- _Work task_
The output must match the entries below exactly.

(Collection entries)

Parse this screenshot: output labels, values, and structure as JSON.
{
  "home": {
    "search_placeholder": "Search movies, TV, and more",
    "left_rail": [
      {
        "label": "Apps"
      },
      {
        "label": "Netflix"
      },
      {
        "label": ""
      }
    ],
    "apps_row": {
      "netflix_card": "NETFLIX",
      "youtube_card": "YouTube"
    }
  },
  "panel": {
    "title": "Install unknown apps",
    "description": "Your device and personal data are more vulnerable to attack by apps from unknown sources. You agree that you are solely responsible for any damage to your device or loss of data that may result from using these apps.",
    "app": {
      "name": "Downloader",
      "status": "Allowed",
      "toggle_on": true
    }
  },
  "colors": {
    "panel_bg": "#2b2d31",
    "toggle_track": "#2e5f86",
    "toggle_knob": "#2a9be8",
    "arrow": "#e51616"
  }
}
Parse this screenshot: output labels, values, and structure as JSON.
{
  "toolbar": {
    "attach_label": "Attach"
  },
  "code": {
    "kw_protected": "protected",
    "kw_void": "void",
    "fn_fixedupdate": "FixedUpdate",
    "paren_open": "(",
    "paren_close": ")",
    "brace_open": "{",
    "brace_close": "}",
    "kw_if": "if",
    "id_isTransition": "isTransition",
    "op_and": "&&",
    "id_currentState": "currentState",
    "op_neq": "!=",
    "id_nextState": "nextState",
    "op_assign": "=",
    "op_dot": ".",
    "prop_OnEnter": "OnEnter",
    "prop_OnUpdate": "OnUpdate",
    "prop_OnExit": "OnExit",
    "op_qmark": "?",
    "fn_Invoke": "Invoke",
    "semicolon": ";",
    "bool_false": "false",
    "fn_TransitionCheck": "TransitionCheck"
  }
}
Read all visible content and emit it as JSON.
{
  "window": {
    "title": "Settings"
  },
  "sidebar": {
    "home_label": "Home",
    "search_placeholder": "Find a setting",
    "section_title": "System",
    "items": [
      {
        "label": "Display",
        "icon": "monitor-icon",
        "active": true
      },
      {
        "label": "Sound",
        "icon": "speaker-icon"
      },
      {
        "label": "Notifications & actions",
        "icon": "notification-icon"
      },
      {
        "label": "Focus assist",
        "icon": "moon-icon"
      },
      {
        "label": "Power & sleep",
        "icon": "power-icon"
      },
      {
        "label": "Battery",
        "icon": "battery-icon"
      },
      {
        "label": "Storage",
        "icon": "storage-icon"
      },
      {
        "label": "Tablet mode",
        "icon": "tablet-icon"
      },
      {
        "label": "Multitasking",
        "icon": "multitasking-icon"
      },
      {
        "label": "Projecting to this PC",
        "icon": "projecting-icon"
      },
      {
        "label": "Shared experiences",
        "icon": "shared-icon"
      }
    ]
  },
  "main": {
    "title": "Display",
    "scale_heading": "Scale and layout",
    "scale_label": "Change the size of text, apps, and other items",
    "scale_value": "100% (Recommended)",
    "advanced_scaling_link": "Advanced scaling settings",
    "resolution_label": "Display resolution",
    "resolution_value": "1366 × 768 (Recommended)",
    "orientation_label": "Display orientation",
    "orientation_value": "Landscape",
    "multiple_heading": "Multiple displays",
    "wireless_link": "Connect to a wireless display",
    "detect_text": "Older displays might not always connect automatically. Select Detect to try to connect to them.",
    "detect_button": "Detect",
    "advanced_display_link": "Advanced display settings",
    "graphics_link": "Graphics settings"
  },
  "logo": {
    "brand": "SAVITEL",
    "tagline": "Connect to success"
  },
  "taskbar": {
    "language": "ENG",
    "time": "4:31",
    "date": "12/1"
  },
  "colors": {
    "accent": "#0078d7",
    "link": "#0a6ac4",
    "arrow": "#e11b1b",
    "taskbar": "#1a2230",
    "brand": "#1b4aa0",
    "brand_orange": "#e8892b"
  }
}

- _Reply to the exercise_
Parse this screenshot: output labels, values, and structure as JSON.
{
  "home": {
    "search_placeholder": "Search movies, TV, and more",
    "left_rail": [
      {
        "label": "Apps"
      },
      {
        "label": "Netflix"
      },
      {
        "label": ""
      }
    ],
    "apps_row": {
      "netflix_card": "NETFLIX",
      "youtube_card": "YouTube"
    }
  },
  "panel": {
    "title": "Install unknown apps",
    "description": "Your device and personal data are more vulnerable to attack by apps from unknown sources. You agree that you are solely responsible for any damage to your device or loss of data that may result from using these apps.",
    "app": {
      "name": "Downloader",
      "status": "Allowed",
      "toggle_on": true
    }
  },
  "colors": {
    "panel_bg": "#2b2d31",
    "toggle_track": "#2e5f86",
    "toggle_knob": "#2a9be8",
    "arrow": "#e51616"
  }
}
Parse this screenshot: output labels, values, and structure as JSON.
{
  "toolbar": {
    "attach_label": "Attach"
  },
  "code": {
    "kw_protected": "protected",
    "kw_void": "void",
    "fn_fixedupdate": "FixedUpdate",
    "paren_open": "(",
    "paren_close": ")",
    "brace_open": "{",
    "brace_close": "}",
    "kw_if": "if",
    "id_isTransition": "isTransition",
    "op_and": "&&",
    "id_currentState": "currentState",
    "op_neq": "!=",
    "id_nextState": "nextState",
    "op_assign": "=",
    "op_dot": ".",
    "prop_OnEnter": "OnEnter",
    "prop_OnUpdate": "OnUpdate",
    "prop_OnExit": "OnExit",
    "op_qmark": "?",
    "fn_Invoke": "Invoke",
    "semicolon": ";",
    "bool_false": "false",
    "fn_TransitionCheck": "TransitionCheck"
  }
}
Read all visible content and emit it as JSON.
{
  "window": {
    "title": "Settings"
  },
  "sidebar": {
    "home_label": "Home",
    "search_placeholder": "Find a setting",
    "section_title": "System",
    "items": [
      {
        "label": "Display",
        "icon": "monitor-icon",
        "active": true
      },
      {
        "label": "Sound",
        "icon": "speaker-icon"
      },
      {
        "label": "Notifications & actions",
        "icon": "notification-icon"
      },
      {
        "label": "Focus assist",
        "icon": "moon-icon"
      },
      {
        "label": "Power & sleep",
        "icon": "power-icon"
      },
      {
        "label": "Battery",
        "icon": "battery-icon"
      },
      {
        "label": "Storage",
        "icon": "storage-icon"
      },
      {
        "label": "Tablet mode",
        "icon": "tablet-icon"
      },
      {
        "label": "Multitasking",
        "icon": "multitasking-icon"
      },
      {
        "label": "Projecting to this PC",
        "icon": "projecting-icon"
      },
      {
        "label": "Shared experiences",
        "icon": "shared-icon"
      }
    ]
  },
  "main": {
    "title": "Display",
    "scale_heading": "Scale and layout",
    "scale_label": "Change the size of text, apps, and other items",
    "scale_value": "100% (Recommended)",
    "advanced_scaling_link": "Advanced scaling settings",
    "resolution_label": "Display resolution",
    "resolution_value": "1366 × 768 (Recommended)",
    "orientation_label": "Display orientation",
    "orientation_value": "Landscape",
    "multiple_heading": "Multiple displays",
    "wireless_link": "Connect to a wireless display",
    "detect_text": "Older displays might not always connect automatically. Select Detect to try to connect to them.",
    "detect_button": "Detect",
    "advanced_display_link": "Advanced display settings",
    "graphics_link": "Graphics settings"
  },
  "logo": {
    "brand": "SAVITEL",
    "tagline": "Connect to success"
  },
  "taskbar": {
    "language": "ENG",
    "time": "4:31",
    "date": "12/1"
  },
  "colors": {
    "accent": "#0078d7",
    "link": "#0a6ac4",
    "arrow": "#e11b1b",
    "taskbar": "#1a2230",
    "brand": "#1b4aa0",
    "brand_orange": "#e8892b"
  }
}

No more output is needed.